34Hospitalizations for Exacerbation of Schizophrenia
38Laboratory Chemistry: Change from Baseline to Average of Two Highest Values patients were instructed to fast, nonfasting results were not excludedExposure-adjusted means are the estimated mean values that we would see at the average treatment duration across all groups (8.3 months). They are least squares means from an ANCOVA model adjusting for treatment duration.
39Reasons for Discontinuation Due to Intolerability All Randomized Patients FYI: the percentages of patients discontinued for intolerability differ slightly between this slide and the previous one because this slide is based on all randomized patients, and the previous slide is limited to ITT patients who took at least one dose of study medication.
40Key MessagesCATIE provides important new information on antipsychotic drugs that should greatly assist doctors and patients in making individualized treatment choices.Overall, all the medications were comparably effective but were associated with high rates of discontinuation due to intolerable side effects, failure to adequately control symptoms, or other reasons.

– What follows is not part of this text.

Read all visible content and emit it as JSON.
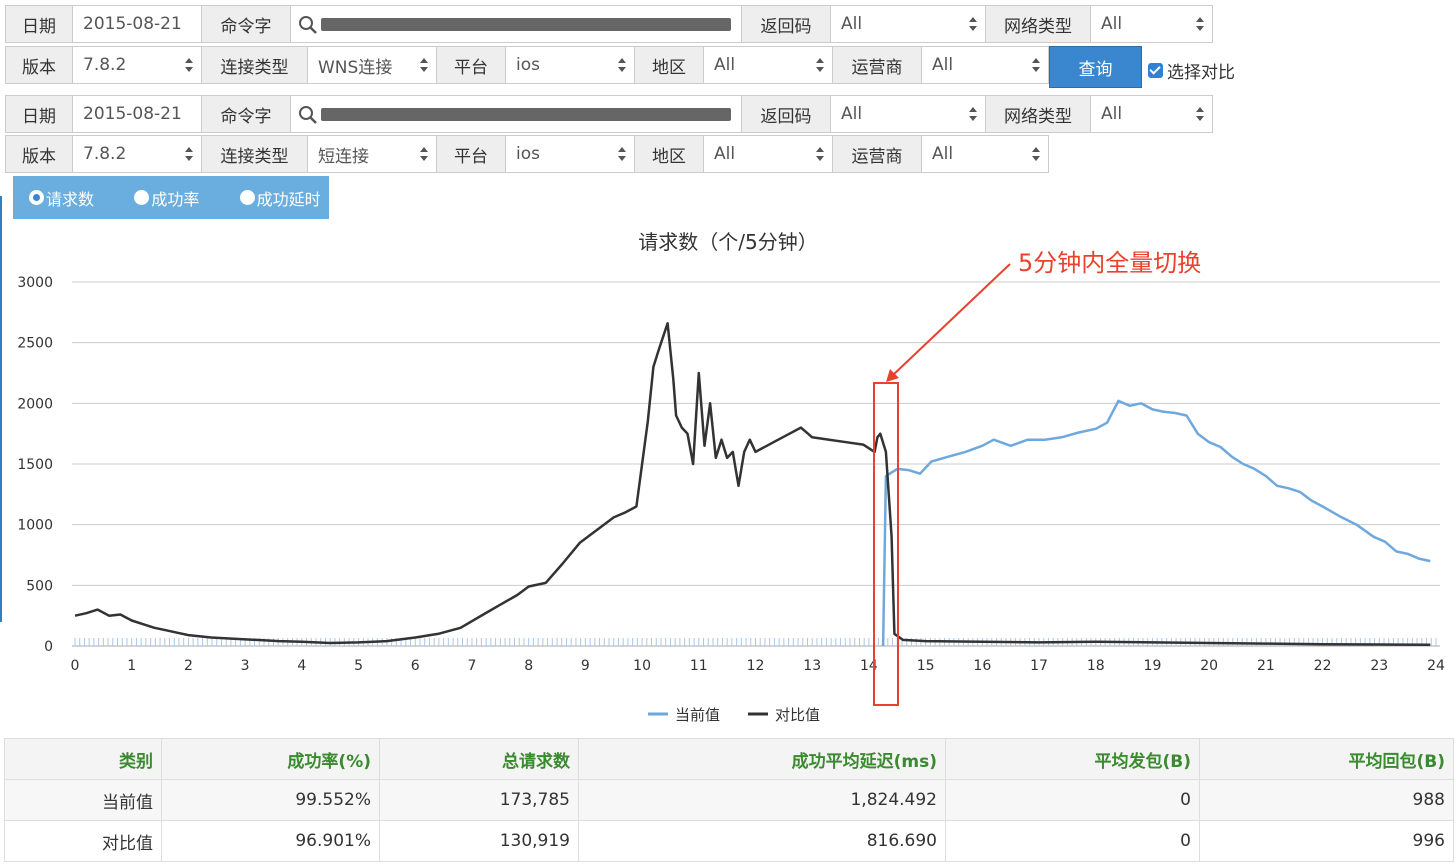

41Key MessagesOlanzapine was somewhat more efficacious than the other drugs but also was associated with significant weight gain and metabolic changes.The older medication perphenazine generally performed as well as the newer medications. The older medication was as well tolerated as the newer drugs and was as effective as three of the newer medications. Contrary to expectations, EPS was not seen more frequently with perphenazine than with the newer drugs.
42Key MessagesTreatments for persons with schizophrenia must be individualized. Doctors and patients must carefully evaluate the tradeoffs between efficacy and side effects in choosing an appropriate medication. What works for one person may not work for another.
44Washington Post New Antipsychotic Drugs Criticized Federal Study Finds No Benefit Over Older, Cheaper Drug September 20, 2005; A01New York Times Study Finds Little Advantage in New Schizophrenia Drugs September 20, 2005 F-1The Wall Street Journal Generic Fares Well in Big Psychiatry Study: Newer Costlier Drugs Have Little Advantage for Schizophrenia September 20, 2005 D-1
45Alliance for Human Research Protection 29 July 2005:“Next Phase in Psychiatry? Or, NIMH Effort to Rescue Bad Drugs”20 September 2005:“Federal Study Finds No Benefit of New Antipsychotic Drugs”
46“Psychiatry hasn’t advanced in thirty years!” Schizophrenia Anonymous-Durham is going retro to celebrate HalloweenOn 9/20, the researchers got their treat: the psychiatric patients got the trick.…while saving Medicaid money and adjusting to those vintage neuroleptics, here’s some music to get you in the mood: “Let’s twist again”
47Tom Toles Sketch, Washington Post, September 23, 2005
48FAQs Are the newer medications better than the older ones? Are the newer drugs all the same?Are the older drugs all the same? Do the results with perphenazine apply to the others?
49FAQs Why were the discontinuation rates so high? Were the doses comparable?Was the study long enough to make comparisons regarding tardive dyskinesia?
50FAQs Should everyone be switched to a cheaper drug? Should we keep everything on the formulary?Why not start with the cheapest drugs?
51FAQsDo we know what to do when someone doesn’t do well on one medication?
52CATIE results still to come Cost-effectiveness evaluationPhase 2 studies:Efficacy pathway: clozapine vs. a second atypicalTolerability pathway: ziprasidone vs. a secondNeurocognitionSubstance use, violence